[Exercise prompt] Records follow. Copy every line with "value".

[Data]

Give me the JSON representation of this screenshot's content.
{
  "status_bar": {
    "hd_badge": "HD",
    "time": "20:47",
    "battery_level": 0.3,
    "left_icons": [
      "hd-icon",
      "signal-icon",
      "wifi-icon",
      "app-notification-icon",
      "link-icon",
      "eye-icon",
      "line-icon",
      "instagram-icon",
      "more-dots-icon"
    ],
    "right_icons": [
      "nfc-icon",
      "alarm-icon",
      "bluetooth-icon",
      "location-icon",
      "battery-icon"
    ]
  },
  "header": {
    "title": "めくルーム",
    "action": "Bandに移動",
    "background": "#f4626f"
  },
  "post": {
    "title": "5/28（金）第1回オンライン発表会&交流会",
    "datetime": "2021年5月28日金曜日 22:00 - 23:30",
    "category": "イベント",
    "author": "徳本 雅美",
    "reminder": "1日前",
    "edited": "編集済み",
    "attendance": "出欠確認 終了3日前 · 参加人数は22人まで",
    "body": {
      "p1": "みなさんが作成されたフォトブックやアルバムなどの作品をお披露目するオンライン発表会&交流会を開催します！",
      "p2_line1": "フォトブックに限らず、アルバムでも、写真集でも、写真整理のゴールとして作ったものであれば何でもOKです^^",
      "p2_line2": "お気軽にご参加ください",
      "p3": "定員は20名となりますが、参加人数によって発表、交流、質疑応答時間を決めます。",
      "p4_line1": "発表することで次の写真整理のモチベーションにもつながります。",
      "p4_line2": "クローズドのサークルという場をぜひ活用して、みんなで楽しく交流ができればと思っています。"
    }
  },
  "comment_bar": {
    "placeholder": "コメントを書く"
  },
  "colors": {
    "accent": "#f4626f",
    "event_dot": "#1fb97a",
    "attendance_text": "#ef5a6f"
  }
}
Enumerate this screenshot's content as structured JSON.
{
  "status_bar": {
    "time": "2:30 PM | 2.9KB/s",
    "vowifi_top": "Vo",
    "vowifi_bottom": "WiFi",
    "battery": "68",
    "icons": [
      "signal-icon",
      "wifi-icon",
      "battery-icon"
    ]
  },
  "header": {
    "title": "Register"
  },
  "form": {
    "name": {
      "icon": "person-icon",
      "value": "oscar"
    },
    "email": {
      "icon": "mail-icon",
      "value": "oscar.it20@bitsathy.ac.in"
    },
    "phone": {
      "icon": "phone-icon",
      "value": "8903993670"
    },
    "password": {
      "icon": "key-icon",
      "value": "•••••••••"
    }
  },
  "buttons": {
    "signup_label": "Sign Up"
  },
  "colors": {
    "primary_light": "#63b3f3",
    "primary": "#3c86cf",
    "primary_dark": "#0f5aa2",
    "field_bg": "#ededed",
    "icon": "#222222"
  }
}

[The completed task]
      "value": "oscar"
      "value": "oscar.it20@bitsathy.ac.in"
      "value": "8903993670"
      "value": "•••••••••"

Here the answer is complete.